This is a tragedy of hideous proportion and guilt, peppered with glittering names and events from Hollywood's past. Add a dash of Lewis' perseverance for sweetness and you have a potent cocktail whose effects linger like a hangover, and you are left knowing that this book was not written out of spite, but out of the author's search to discover herself (I know, they all say that). The coup de grace of this sordid tale has a Norma Desmond-ish Loretta Young completely estranged from her daughter after admitting privately, but not publicly, that the speculation is true.
Choice moment: an aging Young pathetically introducing 17-year-old Lewis as her sister. Read it and weep. - Stephen Moser
The British invented the classic cerebral murder mystery - you know, the chunky ones, the ones that weigh at least three pounds and can double either as doorstops or as handy blunt instruments in moments of passion. Their hold on this empire, at least, remains secure with Original Sin by P.D. James (Knopf, $24 hard). A regular tome at 416 pages, Original Sin combines a strong series character in James' Adam Dalgliesh with conflicting family loyalties, brutal pasts, and stylish urban settings. James adds just enough discreet sexual tension to keep the pot simmering and stirs briskly with a sneaky surprise ending. The Brits historically have been very bad cooks, but they do know how to thicken a plot.
Tradition-bound and behind the times, Original Sin's Peverell Press stands on shaky ground. With the death of Henry Peverell, Peverell's partner's son, Gerald Etienne, succeeds to the helm. His attempts to modernize the ancient operation result in firing half the staff and antagonizing the rest. When Etienne is found asphyxiated in a little-used office, there are plenty of suspects for the murder, from Etienne's own sister to the office temp. Commander Adam Dalgliesh finds himself searching for a killer with a perverse sense of humor, who is more than willing to kill again.
The scope of James' book is pleasingly wide, from the vicissitudes of modern publishing to the French Resistance in World War II. A large supporting cast of characters surround and almost submerge - normally unheard of with a series character - Adam Dalgliesh. James provides each character, even the relatively minor ones, with a diverse personal collection of memories and motives, the better to enjoy leading her readers through the mazes of human emotion and personality she creates. This is mystery taletelling in the grand, classic manner, where psychology is more important than sex, cerebral puzzlesolving of more interest than violence. James is certainly not averse to the gruesome facts of death, but in Original Sin, these take a back seat to the intricacy of her plot.
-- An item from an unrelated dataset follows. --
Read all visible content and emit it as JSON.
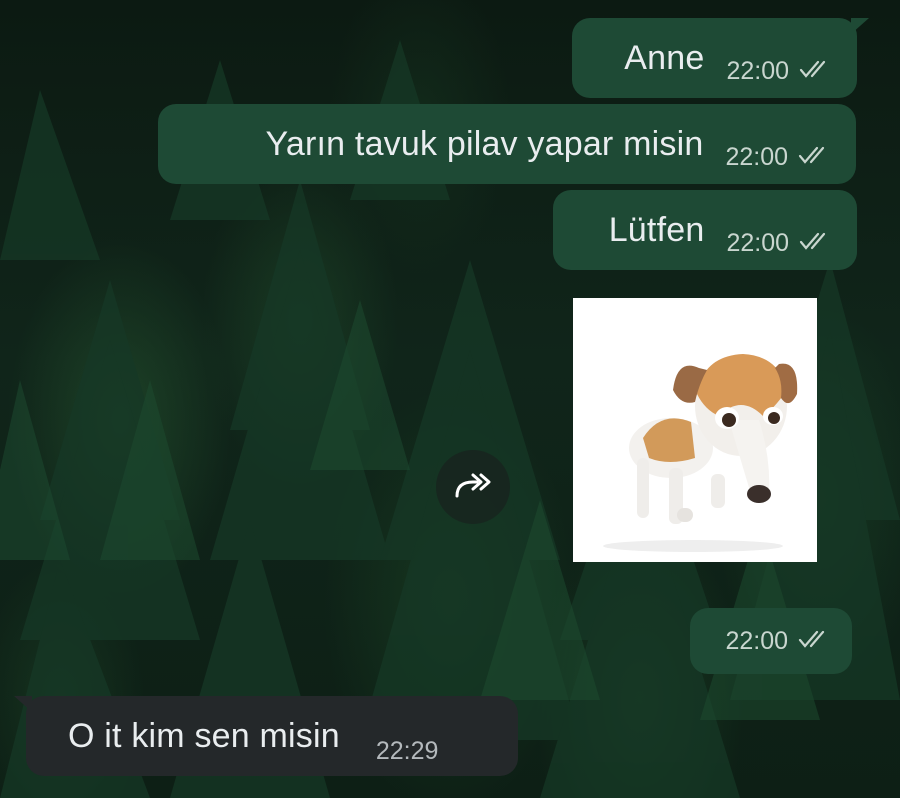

If your taste in mysteries runs to Raymond Chandler, Robert Parker, or John D. MacDonald, as mine (I admit it) generally does, P. D. James is not likely to grab you - no bang-bang, no scantily clad wimmen, and does it really have to be so durned long? It's apples and oranges, really. Perhaps the greatest pleasure in this kind of reading is the moment after you read the last page, when you look back and admire how it was all done. It's great fun to watch a pro like James do her stuff. James provides plenty of red herrings to munch on, and her descriptions of cheap London flats and expensive country homes make great escapist brain-snacks. Original Sin is elegant, mannered, stick-to-your-ribs fare, recommended reading for true mystery buffs and Anglophiles. - Barbara Strickland